__What to work on__. Bring together all lines of the material below that contain the string "Backend".

__Provided data__.
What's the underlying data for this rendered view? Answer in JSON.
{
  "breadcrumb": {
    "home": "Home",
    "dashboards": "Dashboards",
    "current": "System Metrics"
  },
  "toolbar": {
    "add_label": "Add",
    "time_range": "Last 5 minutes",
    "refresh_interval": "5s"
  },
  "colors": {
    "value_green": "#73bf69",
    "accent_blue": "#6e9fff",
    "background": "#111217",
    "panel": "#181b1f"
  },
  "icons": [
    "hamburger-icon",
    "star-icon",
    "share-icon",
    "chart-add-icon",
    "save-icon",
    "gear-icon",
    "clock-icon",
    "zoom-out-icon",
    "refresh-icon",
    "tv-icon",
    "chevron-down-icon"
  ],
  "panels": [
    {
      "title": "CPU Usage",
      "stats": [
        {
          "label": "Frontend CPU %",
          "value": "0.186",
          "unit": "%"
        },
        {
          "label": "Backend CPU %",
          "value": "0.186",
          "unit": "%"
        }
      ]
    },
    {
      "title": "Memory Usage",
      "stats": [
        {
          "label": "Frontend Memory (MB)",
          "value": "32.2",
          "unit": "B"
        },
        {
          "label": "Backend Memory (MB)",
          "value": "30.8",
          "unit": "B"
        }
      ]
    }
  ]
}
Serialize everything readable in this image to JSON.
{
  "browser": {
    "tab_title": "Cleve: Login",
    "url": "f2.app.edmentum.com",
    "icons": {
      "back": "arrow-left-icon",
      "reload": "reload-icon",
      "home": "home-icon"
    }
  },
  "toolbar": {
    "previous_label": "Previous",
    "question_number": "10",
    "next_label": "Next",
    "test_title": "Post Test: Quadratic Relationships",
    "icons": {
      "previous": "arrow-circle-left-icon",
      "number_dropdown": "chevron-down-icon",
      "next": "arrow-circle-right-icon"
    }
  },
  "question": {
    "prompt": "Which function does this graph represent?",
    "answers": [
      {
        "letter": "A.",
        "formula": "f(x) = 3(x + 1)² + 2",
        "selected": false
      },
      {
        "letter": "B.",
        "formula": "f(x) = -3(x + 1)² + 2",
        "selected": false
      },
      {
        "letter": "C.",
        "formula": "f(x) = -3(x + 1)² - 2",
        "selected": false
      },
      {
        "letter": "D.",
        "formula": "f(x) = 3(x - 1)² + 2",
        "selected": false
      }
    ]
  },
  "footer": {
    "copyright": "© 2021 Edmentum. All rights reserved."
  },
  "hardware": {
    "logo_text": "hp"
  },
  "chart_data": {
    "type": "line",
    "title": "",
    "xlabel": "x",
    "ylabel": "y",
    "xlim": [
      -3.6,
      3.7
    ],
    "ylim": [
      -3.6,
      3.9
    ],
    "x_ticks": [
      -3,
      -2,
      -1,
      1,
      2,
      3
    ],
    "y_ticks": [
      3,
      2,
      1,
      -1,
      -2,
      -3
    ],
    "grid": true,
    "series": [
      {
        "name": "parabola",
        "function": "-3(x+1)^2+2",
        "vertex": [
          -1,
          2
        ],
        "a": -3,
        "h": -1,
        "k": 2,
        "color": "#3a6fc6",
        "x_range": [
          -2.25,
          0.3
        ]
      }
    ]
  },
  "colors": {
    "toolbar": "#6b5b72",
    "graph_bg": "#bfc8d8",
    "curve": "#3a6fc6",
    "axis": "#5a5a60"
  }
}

__Worked solution__.
          "label": "Backend CPU %",
          "label": "Backend Memory (MB)",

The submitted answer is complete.